--- REQUIREMENT ---
Find every line below with the word "label". Then give only how many there are.

--- RECORDS ---
-=-=-
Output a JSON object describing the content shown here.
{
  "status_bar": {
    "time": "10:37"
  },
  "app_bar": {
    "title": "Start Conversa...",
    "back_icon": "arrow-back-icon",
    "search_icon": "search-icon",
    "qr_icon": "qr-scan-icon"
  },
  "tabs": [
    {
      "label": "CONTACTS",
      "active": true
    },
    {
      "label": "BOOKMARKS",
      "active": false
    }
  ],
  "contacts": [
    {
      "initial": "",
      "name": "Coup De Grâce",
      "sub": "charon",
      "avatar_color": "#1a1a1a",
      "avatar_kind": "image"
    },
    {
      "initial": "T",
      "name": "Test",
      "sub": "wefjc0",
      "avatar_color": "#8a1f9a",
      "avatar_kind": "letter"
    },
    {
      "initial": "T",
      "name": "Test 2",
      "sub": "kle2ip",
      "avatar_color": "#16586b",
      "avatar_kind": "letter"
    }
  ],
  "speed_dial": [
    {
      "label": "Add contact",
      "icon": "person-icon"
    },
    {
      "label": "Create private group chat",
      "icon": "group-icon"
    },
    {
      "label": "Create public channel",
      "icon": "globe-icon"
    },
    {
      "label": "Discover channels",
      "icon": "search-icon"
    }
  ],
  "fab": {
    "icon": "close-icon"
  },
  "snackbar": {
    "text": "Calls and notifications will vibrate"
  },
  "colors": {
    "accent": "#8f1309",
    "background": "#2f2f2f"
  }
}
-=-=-
--- SOLUTION BELOW ---
6